# [Work item]
Could you retype the records word for word but without any pictures?
**** Entries supplied ****
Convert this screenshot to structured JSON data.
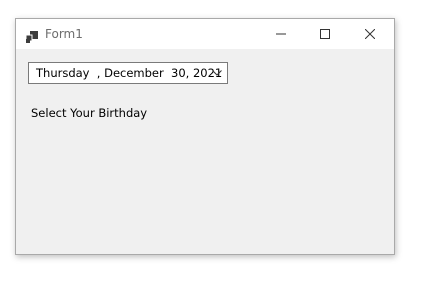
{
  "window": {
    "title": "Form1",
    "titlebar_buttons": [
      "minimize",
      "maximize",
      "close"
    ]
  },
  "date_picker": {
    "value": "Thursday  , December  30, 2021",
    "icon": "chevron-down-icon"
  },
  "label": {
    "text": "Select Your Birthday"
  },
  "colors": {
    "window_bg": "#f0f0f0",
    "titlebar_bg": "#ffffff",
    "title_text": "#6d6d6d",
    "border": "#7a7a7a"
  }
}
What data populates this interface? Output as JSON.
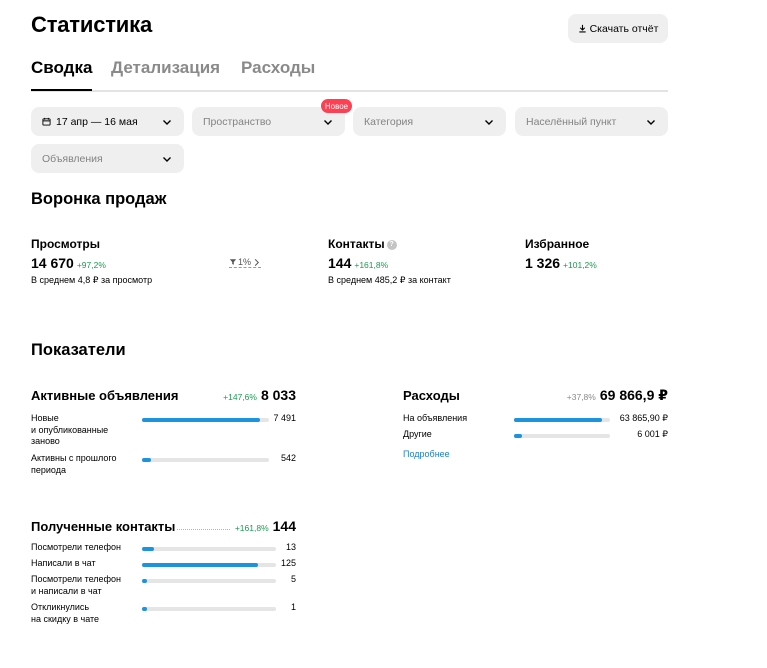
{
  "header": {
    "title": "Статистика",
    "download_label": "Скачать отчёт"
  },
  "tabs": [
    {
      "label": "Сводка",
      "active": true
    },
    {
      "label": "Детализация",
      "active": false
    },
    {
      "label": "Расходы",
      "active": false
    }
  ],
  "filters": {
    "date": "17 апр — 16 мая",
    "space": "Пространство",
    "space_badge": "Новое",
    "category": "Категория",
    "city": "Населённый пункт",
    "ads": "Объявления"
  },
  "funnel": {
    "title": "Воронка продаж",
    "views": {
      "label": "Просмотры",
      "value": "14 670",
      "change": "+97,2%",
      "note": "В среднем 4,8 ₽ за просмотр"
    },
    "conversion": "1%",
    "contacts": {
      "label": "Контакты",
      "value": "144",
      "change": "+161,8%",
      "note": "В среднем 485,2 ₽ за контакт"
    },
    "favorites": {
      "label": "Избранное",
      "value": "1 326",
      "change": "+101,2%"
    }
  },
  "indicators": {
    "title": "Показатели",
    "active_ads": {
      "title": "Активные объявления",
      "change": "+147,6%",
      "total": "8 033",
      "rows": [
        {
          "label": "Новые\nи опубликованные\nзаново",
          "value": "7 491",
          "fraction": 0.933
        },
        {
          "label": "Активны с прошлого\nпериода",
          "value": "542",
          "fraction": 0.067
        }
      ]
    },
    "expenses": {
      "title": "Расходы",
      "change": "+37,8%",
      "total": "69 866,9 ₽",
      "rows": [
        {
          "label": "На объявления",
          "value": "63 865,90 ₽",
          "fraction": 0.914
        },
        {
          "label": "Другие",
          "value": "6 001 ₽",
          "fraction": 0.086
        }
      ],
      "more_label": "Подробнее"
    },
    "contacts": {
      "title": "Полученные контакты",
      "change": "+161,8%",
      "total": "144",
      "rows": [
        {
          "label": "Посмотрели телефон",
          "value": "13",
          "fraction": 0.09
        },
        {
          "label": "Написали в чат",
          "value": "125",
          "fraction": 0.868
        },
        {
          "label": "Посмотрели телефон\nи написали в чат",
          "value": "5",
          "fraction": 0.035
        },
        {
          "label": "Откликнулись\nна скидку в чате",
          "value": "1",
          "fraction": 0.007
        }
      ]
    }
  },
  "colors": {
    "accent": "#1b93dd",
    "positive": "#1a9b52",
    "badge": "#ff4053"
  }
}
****
# [Written solution]
Convert this screenshot to structured JSON data.
{
  "window": {
    "title": "Form1",
    "titlebar_buttons": [
      "minimize",
      "maximize",
      "close"
    ]
  },
  "date_picker": {
    "value": "Thursday  , December  30, 2021",
    "icon": "chevron-down-icon"
  },
  "label": {
    "text": "Select Your Birthday"
  },
  "colors": {
    "window_bg": "#f0f0f0",
    "titlebar_bg": "#ffffff",
    "title_text": "#6d6d6d",
    "border": "#7a7a7a"
  }
}
What data populates this interface? Output as JSON.
{
  "header": {
    "title": "Статистика",
    "download_label": "Скачать отчёт"
  },
  "tabs": [
    {
      "label": "Сводка",
      "active": true
    },
    {
      "label": "Детализация",
      "active": false
    },
    {
      "label": "Расходы",
      "active": false
    }
  ],
  "filters": {
    "date": "17 апр — 16 мая",
    "space": "Пространство",
    "space_badge": "Новое",
    "category": "Категория",
    "city": "Населённый пункт",
    "ads": "Объявления"
  },
  "funnel": {
    "title": "Воронка продаж",
    "views": {
      "label": "Просмотры",
      "value": "14 670",
      "change": "+97,2%",
      "note": "В среднем 4,8 ₽ за просмотр"
    },
    "conversion": "1%",
    "contacts": {
      "label": "Контакты",
      "value": "144",
      "change": "+161,8%",
      "note": "В среднем 485,2 ₽ за контакт"
    },
    "favorites": {
      "label": "Избранное",
      "value": "1 326",
      "change": "+101,2%"
    }
  },
  "indicators": {
    "title": "Показатели",
    "active_ads": {
      "title": "Активные объявления",
      "change": "+147,6%",
      "total": "8 033",
      "rows": [
        {
          "label": "Новые\nи опубликованные\nзаново",
          "value": "7 491",
          "fraction": 0.933
        },
        {
          "label": "Активны с прошлого\nпериода",
          "value": "542",
          "fraction": 0.067
        }
      ]
    },
    "expenses": {
      "title": "Расходы",
      "change": "+37,8%",
      "total": "69 866,9 ₽",
      "rows": [
        {
          "label": "На объявления",
          "value": "63 865,90 ₽",
          "fraction": 0.914
        },
        {
          "label": "Другие",
          "value": "6 001 ₽",
          "fraction": 0.086
        }
      ],
      "more_label": "Подробнее"
    },
    "contacts": {
      "title": "Полученные контакты",
      "change": "+161,8%",
      "total": "144",
      "rows": [
        {
          "label": "Посмотрели телефон",
          "value": "13",
          "fraction": 0.09
        },
        {
          "label": "Написали в чат",
          "value": "125",
          "fraction": 0.868
        },
        {
          "label": "Посмотрели телефон\nи написали в чат",
          "value": "5",
          "fraction": 0.035
        },
        {
          "label": "Откликнулись\nна скидку в чате",
          "value": "1",
          "fraction": 0.007
        }
      ]
    }
  },
  "colors": {
    "accent": "#1b93dd",
    "positive": "#1a9b52",
    "badge": "#ff4053"
  }
}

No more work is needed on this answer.